The Atlantic division could have been about to change significantly for the Rangers and without them making a single move. The stark reality however is that the division’s order of power won’t change. The Philadelphia Flyers spectacularly went out and got All Star defenseman Shea Weber’s signature on a $110m, 14 year contract with a bold offer sheet. The Predators now has seven days to match the offer, something they are likely to do.
Nashville has what appears to be a straight forward decision to make. Weber is the face of their franchise (despite the presence of elite goaltender Pekka Rinne), an absolute game changing defenseman and a player who may not even have hit his absolute prime yet. Nashville has a large amount of cap space and still need to make the cap floor, something that matching the Flyers offer will help them hit.
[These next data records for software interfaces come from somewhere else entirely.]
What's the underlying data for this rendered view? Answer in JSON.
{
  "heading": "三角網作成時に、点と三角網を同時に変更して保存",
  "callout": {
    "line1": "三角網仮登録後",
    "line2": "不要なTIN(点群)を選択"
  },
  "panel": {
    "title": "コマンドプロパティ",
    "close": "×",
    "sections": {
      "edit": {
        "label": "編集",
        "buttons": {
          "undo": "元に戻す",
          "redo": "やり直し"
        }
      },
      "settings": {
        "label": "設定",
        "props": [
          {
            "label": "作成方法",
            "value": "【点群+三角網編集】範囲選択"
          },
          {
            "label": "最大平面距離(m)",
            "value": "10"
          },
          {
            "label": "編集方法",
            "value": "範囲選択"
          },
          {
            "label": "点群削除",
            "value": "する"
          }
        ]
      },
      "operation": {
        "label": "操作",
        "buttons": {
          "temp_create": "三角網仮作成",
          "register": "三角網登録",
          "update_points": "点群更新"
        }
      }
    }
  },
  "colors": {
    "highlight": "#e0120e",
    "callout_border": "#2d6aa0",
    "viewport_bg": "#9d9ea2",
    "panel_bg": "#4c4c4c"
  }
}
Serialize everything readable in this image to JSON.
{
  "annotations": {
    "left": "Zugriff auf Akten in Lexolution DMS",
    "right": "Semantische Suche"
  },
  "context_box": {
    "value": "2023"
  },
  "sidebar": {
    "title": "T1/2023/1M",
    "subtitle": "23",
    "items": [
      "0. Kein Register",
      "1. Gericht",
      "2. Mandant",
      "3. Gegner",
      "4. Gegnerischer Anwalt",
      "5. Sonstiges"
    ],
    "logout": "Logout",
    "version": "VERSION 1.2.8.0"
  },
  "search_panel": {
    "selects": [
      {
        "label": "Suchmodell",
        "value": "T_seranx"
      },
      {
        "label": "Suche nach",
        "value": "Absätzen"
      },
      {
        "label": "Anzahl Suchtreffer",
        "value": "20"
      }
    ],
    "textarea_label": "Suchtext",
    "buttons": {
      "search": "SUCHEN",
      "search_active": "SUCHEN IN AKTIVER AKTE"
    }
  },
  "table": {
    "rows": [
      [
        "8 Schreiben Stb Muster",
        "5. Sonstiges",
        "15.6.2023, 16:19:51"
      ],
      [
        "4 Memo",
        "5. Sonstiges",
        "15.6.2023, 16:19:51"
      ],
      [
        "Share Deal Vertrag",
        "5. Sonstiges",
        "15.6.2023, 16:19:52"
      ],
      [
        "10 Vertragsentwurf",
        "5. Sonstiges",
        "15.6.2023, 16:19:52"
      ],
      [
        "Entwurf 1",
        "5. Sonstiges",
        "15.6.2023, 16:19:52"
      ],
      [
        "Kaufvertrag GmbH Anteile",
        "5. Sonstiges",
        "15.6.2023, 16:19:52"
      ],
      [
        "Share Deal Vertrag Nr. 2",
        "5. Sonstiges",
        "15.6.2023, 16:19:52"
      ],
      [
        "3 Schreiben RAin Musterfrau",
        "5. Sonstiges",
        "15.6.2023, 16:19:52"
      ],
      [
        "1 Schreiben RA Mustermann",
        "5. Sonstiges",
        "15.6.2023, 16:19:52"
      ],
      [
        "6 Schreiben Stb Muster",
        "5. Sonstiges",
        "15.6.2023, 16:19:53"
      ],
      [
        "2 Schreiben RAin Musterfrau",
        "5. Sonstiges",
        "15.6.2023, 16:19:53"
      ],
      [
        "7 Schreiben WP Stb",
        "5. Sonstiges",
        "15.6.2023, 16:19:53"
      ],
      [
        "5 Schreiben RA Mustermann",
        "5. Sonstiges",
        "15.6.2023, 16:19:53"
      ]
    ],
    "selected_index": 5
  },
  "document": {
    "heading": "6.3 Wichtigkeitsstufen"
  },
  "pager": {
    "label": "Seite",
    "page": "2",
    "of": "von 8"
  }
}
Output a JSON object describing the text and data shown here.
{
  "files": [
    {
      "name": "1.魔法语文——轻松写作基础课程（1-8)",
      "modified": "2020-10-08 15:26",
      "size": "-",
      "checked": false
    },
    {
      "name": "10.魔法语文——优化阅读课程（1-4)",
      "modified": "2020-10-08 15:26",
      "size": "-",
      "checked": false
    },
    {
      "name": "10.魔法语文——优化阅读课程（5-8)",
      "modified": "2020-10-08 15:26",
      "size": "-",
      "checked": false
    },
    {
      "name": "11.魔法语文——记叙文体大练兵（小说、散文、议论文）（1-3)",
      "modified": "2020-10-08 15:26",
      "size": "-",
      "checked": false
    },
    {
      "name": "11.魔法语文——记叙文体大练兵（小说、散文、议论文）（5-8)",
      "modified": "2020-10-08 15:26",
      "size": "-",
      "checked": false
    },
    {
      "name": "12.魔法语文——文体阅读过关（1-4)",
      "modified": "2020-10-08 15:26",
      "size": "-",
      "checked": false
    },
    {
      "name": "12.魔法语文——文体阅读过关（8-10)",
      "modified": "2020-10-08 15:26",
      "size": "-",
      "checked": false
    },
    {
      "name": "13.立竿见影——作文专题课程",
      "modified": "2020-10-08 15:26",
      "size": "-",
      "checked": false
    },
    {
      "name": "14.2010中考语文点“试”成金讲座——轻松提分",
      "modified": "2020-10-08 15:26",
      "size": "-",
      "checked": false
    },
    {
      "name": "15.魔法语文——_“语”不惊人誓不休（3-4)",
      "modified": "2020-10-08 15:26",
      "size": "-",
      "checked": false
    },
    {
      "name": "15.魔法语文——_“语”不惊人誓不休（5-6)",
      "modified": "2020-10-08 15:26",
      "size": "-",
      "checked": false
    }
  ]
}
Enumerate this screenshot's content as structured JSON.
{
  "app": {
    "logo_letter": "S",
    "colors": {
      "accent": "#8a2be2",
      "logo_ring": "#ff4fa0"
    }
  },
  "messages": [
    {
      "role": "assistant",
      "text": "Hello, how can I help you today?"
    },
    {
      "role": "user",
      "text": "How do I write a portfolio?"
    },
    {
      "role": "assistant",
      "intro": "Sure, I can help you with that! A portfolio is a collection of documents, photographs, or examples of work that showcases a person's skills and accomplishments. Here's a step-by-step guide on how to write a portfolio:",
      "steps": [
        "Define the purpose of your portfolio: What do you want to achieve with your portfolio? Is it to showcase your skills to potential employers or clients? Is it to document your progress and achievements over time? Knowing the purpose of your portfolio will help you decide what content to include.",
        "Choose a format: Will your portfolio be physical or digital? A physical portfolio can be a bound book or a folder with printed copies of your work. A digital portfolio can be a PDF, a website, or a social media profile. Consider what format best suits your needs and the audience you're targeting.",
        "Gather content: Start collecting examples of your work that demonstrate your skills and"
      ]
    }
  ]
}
In the end, Nashville will likely have to match. However, as Suit noted on Twitter, it’s not just the offer in totality that will be difficult for them to swallow. The front loading is the real issue. Despite their recent success, they are still a small market team and not yet producing the revenue it takes to hand out deals of this nature.
Then there is the compensation element, which will be the Flyers’ next four first round picks. While the picks are a handsome haul, none guarantee to produce a player equal to Weber especially when you consider the Flyers’ picks likely being toward the end of each round given their probable status as a contender with Weber in the fold.
In addition, should Nashville have traded Weber the return would have probably been much greater than the compensation received for an offer sheet. The Predators level of competitiveness/on ice product would also be set back years without Weber and waiting for any subsequent draft picks to develop. This is all without factoring in the loss of Ryan Suter to the Wild and the likelihood of alienating a fan base already dealing with the Suter loss. At the least, a franchise has to sell hope.
Any Rangers fans hoping for a Weber acquisition can stop dreaming. It is either Nashville or Philadelphia for the big blueliner. Rangers’ fans also need to realise that while Weber would be a huge upgrade, the defense is far from an area of concern for the Blueshirts.
With Dan Girardi and Marc Staal both excellent rearguards in their own right the Rangers could also have their own dominant blueliner in the form of Ryan McDonagh. McDonagh has already developed at an exceptional pace and there’s no reason to suggest he can’t get much better. His maturity level and hockey intelligence are off the charts and his offensive game has developed quicker than many anticipated. While he may not have the shot of Weber (aside from Zdeno Chara, who has?) once he’s fully developed he could come close to matching the Nashville star’s physicality and overall defensive ability.
It appears to me some Rangers fans are, at times guilty of possessing ‘the grass is greener on the other side’ attitude. The Rangers have an incredibly solid defensive core with Girardi, Staal, McDonagh and Del Zotto – himself still far from the finished article. They’re all young and perhaps none have yet peaked. With guys such as Tim Erixon and Dylan McIlrath (perhaps a Shea Weber type down the road) in the system the Rangers still have plenty more talent on the blueline developing.
The Rangers blueline is among the league’s best. While Weber would be a great add in New York the Rangers are better off spending serious dollars in the offense by adding an elite forward to be a difference maker.